While the Sandy Bridge-EP Xeons – which, judging by the timing of their launch, will arrive in the new LGA2011 housings – are slated for the third or fourth quarter of 2011, according to Intel boss Paul Otellini, the delivery of the desktop and mobile versions is in full swing. Otellini made this statement at the Barclays Capital Global Technology Conference, where he celebrated 2010 as the best year for Intel “ever” with $2 of profit per share. The launch of the new processors will probably take place at CES at the beginning of January, at least for the Core i7 and i5 class. And it’s about time, because the Sandy Bridge successor Ivy Bridge, manufactured using the 22-nm process as Otellini proudly announced, is already getting itchy feet; the first prototypes are “up and running”.
No AVX for XP and Vista

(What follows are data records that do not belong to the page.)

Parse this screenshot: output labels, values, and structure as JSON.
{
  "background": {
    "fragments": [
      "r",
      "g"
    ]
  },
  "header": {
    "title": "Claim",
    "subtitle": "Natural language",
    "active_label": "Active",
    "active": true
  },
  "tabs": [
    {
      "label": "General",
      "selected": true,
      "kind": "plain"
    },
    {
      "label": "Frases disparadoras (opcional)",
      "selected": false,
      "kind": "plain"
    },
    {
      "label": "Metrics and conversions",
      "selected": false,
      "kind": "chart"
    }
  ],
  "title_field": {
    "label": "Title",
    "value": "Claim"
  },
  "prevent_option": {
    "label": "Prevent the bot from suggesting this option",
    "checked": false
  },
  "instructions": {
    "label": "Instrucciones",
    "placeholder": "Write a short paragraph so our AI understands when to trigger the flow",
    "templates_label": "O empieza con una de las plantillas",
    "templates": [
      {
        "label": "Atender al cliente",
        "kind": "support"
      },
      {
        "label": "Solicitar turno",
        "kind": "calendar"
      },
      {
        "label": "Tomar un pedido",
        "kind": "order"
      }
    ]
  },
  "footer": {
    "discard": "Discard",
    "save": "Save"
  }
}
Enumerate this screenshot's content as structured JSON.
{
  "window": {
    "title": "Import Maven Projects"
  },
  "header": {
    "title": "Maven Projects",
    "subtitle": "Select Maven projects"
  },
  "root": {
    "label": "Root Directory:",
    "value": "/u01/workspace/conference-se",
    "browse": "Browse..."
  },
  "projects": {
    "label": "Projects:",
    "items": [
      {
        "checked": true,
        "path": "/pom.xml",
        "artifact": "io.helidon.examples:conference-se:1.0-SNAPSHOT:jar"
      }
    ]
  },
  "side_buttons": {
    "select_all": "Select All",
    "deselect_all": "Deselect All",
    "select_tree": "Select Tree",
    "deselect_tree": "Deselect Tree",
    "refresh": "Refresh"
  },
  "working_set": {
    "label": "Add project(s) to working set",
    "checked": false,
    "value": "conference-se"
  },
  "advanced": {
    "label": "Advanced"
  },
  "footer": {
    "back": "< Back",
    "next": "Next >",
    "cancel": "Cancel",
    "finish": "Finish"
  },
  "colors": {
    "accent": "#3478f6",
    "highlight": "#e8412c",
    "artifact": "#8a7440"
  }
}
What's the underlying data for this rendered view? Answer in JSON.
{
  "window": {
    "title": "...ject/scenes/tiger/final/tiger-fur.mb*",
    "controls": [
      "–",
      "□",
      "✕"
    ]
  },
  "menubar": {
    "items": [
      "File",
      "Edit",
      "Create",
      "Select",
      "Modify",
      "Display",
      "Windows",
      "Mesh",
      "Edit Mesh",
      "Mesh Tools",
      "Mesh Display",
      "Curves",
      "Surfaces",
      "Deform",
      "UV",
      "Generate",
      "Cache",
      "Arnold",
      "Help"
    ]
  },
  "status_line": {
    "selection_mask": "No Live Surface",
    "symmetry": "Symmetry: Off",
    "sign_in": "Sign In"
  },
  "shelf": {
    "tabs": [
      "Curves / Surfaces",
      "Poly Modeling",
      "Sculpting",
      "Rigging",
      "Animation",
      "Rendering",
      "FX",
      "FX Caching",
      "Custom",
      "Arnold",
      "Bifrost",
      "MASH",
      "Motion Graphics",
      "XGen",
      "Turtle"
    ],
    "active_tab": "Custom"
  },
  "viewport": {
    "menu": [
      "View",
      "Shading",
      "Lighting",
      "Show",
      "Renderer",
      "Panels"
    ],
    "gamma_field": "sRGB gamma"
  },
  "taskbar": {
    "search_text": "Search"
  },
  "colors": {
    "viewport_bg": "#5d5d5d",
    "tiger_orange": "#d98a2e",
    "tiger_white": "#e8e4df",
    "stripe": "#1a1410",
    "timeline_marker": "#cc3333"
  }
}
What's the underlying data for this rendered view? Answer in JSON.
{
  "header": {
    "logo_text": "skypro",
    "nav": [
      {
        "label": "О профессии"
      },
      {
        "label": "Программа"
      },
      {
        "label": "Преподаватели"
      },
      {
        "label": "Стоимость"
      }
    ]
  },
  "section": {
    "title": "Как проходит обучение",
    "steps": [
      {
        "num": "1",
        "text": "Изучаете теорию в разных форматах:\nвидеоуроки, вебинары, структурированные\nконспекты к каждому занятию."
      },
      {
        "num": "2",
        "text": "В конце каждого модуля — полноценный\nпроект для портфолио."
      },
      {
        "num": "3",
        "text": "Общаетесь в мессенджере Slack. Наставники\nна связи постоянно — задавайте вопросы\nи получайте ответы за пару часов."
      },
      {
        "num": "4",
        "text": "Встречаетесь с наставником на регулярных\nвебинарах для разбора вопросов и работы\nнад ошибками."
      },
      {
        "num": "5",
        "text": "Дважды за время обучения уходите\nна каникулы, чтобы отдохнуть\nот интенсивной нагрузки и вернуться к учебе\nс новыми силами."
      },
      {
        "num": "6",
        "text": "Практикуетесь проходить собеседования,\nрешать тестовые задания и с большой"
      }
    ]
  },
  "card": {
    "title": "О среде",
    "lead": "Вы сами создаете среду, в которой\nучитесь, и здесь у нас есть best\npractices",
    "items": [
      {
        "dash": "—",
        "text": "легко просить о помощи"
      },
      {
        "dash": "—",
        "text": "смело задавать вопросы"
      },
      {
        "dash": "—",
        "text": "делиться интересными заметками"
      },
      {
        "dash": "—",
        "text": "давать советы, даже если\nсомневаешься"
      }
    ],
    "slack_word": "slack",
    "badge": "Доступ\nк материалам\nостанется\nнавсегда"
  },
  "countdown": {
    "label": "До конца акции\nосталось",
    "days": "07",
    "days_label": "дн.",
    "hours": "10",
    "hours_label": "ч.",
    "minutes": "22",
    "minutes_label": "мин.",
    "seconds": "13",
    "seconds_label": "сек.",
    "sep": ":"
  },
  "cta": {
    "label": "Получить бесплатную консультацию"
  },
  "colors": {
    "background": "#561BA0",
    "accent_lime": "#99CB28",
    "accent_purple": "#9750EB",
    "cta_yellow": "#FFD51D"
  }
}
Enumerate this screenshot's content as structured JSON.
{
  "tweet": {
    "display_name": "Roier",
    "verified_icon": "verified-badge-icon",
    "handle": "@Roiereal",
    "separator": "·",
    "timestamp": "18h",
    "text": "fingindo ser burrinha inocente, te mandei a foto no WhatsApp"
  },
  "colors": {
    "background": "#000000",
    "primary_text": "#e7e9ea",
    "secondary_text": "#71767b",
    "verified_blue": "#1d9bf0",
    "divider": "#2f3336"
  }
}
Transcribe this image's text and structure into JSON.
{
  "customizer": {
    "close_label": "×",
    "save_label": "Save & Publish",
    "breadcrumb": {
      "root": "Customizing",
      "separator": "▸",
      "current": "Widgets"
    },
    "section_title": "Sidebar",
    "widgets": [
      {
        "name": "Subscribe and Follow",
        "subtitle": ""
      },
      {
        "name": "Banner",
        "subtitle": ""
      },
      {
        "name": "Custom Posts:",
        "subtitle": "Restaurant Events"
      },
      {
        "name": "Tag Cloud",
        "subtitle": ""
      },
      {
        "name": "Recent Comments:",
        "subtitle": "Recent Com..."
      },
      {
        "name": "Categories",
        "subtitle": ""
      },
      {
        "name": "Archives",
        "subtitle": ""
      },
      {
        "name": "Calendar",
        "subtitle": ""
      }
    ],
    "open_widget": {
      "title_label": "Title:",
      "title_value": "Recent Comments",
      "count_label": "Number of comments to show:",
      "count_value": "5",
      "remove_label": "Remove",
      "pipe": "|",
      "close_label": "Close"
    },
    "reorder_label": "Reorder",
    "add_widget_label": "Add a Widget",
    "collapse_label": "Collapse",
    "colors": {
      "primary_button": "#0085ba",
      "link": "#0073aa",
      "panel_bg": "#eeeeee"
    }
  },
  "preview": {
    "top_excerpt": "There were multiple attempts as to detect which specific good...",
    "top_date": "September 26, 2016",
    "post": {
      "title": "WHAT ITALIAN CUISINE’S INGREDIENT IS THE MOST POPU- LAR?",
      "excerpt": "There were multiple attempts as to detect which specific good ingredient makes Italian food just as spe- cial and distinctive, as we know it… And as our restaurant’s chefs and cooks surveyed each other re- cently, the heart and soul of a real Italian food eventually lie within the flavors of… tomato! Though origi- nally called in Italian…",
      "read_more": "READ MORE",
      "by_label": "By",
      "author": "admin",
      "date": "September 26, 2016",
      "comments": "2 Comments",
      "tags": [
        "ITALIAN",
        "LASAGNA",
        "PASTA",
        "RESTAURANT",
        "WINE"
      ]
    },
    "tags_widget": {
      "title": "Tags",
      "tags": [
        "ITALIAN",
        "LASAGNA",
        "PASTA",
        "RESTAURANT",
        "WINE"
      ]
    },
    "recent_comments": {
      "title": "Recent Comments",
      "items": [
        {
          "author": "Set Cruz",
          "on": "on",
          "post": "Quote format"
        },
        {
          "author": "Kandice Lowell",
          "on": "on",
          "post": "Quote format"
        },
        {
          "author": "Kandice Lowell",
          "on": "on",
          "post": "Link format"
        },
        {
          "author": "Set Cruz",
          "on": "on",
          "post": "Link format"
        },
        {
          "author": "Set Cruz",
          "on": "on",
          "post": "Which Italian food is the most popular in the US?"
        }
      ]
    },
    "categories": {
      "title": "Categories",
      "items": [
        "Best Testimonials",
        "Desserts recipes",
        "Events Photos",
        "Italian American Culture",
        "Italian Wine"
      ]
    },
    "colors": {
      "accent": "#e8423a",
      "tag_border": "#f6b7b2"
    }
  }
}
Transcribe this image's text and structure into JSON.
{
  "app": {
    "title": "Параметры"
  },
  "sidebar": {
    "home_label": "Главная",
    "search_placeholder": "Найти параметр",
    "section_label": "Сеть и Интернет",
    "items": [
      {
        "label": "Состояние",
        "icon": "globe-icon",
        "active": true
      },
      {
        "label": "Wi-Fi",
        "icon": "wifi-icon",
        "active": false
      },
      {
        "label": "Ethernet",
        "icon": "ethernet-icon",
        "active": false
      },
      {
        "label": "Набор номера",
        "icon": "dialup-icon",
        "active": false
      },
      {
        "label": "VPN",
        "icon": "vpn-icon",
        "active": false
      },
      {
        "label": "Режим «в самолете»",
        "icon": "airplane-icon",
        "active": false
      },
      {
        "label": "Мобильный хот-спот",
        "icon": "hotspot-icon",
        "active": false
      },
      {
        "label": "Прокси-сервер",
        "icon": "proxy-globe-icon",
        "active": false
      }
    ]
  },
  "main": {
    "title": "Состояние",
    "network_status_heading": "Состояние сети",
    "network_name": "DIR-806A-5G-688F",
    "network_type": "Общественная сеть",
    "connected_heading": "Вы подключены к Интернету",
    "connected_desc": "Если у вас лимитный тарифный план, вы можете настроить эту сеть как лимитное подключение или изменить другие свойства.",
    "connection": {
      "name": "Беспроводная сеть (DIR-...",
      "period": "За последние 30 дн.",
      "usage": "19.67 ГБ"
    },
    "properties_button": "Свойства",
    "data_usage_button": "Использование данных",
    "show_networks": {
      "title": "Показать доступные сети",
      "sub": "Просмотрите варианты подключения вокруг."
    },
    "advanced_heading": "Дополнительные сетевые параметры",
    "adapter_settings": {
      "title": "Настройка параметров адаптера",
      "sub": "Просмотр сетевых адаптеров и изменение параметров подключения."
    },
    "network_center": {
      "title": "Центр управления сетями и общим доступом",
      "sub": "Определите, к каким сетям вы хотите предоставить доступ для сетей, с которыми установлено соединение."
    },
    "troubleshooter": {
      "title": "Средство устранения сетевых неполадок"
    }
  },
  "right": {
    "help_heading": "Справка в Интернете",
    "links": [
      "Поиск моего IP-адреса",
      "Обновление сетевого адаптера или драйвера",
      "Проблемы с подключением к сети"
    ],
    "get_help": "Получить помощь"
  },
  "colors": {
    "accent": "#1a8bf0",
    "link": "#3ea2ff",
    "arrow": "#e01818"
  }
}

Sandy Bridge is supposed to shake up the markets with the fastest volume increase in Intel’s history, thanks to its integrated graphics – which Intel now officially calls processor graphics. This is at first targeted primarily at notebooks and office PCs; however, many companies will first have to upgrade to Windows 7 SP1, at least, if they wish to take advantage of AVX. Those sticking with XP or Vista will be left out in the cold. However, Service Pack 1, required for AVX support, is currently still only available as a release candidate, with the RTM slated for 2011. Linux is a step ahead here – the kernel has been AVX-ready since version 2.6.30.
Something Else: Copper Peak
During past presentations of the upcoming PC interface called “Light Peak” Intel had been very proud that the affordable technology for everyone will manage 10 Gbit/s via an optical cable. Supposedly, Apple intends to install Light Peak into notebooks in 2011. According to a patent draft, a MagSafe charging plug with additional optical fibers could link with docking stations.
But now, rumour has it that the first Light Peak generation will remain dark, because instead of optical fibers common copper wires will be used – Copper Peak, so to speak. Intel didn’t want to comment on this rumour nor on the patent conflict between Avago Technologies and IPtronics, Intel’s partners for Light Peak.
The GPUs in Intel’s upcoming desktop processors hardly likely to threaten the market of the fast DirectX 11 graphics cards from NVIDIA and AMD, especially since only the most expensive, overclockable “K” versions of Sandy Bridge will be blessed with 12 shader units. All the rest will only have six. The mobile processor GPUs are more powerful and will all have 12 cores – enough for Apple, as was unofficially reported: in the future, Intel graphics are supposed to replace NVIDIA chips in many MacBooks.
At the above-mentioned Barclays event, Otellini also announced a new campaign for the tablet PC sector, in which Intel plans to gain ground with Windows 7, Android and MeeGo during 2011. He barely mentioned the topic of smartphones, maybe because of last year’s shipwreck when partner LG jumped ship. The Moorestown (Atom Z600 / Lincroft) can’t beat ARM on this terrain, but its successor, Medfield, is supposed to help out: 32-nm SoC with a new core architecture called Saltwell. Otellini promised products from three as yet unnamed partners for the second half of 2011. Nonetheless, in the smartphone sector, he is preparing for a long march: “a marathon, not a sprint.”